Dodge shows potential right out of the box By Dave Rodman HOMESTEAD, Fla. (May 2, 2000) After 208 days of its self-imposed 500-day countdown to the 2001 Daytona 500, Dodge's first version of its NASCAR Winston Cup race car hit the track...
Dodge shows potential right out of the box
By Dave Rodman
HOMESTEAD, Fla. (May 2, 2000) After 208 days of its self-imposed 500-day countdown to the 2001 Daytona 500, Dodge's first version of its NASCAR Winston Cup race car hit the track Tuesday morning at Homestead-Miami Speedway with a show of great potential.
The car was constructed at the Ray Evernham Motorsports shops in Mooresville, N.C., which is the de facto headquarters of the "Dodge Test Team," the conglomerate of Dodge engineers, executives and members of the three race teams that to-date have been announced as fielding Dodges in 2001.
Its first run -- and the first time it had been run anywhere save in the REM parking lot and in limited excursions on the surrounding streets -- was a four-lap stint that unofficially placed it 2.6 seconds off the 1999 Jiffy Lube 400 Bud Pole time of David Green last November.
After a morning introduction, at 11:30 a.m. ET test driver Kyle Petty warmed up for a couple laps, then capped the four-lap set with a 36.82-second effort, an average speed of 146.659 mph.
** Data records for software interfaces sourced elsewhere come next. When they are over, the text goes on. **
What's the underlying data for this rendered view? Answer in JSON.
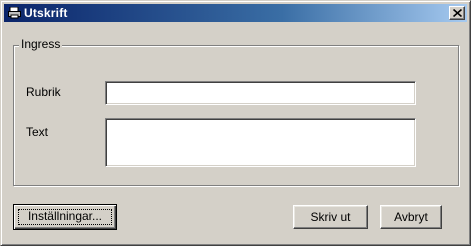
{
  "window": {
    "title": "Utskrift",
    "title_icon": "printer-app-icon",
    "close_icon": "close-icon",
    "colors": {
      "titlebar_start": "#0a246a",
      "titlebar_end": "#a6caf0",
      "face": "#d4d0c8"
    }
  },
  "group": {
    "legend": "Ingress",
    "rubrik_label": "Rubrik",
    "rubrik_value": "",
    "text_label": "Text",
    "text_value": ""
  },
  "buttons": {
    "settings": "Inställningar...",
    "print": "Skriv ut",
    "cancel": "Avbryt"
  }
}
Green's pole lap in the Tyler Jet Motorsports Pontiac last November was 34.669 seconds, 155.759 mph.
The test laps were the culmination of 208 days of unbridled excitement from everyone from Lou Patane, Dodge's vice president of motorsports operations and Mopar Performance Parts; to team owners Evernham, Petty and Bill Davis; to the engineering staff to the drivers and team members themselves.
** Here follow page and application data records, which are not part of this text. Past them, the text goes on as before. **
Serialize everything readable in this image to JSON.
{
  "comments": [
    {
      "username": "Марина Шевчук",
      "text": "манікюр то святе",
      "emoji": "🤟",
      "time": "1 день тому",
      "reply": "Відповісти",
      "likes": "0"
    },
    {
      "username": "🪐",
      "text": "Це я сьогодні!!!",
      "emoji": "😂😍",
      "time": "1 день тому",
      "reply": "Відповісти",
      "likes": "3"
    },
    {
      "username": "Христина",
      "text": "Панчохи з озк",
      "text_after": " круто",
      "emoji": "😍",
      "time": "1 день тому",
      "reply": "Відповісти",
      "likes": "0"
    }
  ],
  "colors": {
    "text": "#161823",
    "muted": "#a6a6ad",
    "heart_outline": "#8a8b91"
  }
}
Davis perhaps summed up the feelings in the his shop specifically but generally in the "unified team" approach that is being espoused by Dodge. Davis was the last man to address a large media gathering at Homestead-Miami Speedway Tuesday morning, following Patane, Petty and Dodge engineering heads responsible for engine, aerodynamic and chassis development.
"Over the last 90 days I have been asked countless times, 'Why did you switch?'" he said of his announcement in February that he would switch from fielding Pontiacs in NASCAR 2000 to Dodges in 2001. "I would hope now you can understand why we did it. The engineering capability and resources Dodge has in place for this is unparalleled -- no one else has this type of program in place."
Evernham said construction on a complete lineup of four test chassis is almost complete. Two are up and running, including the one being used at Homestead and another which is being completed for a wind tunnel test at the end of this week at the Lockheed Wind Tunnel in Marietta, Ga.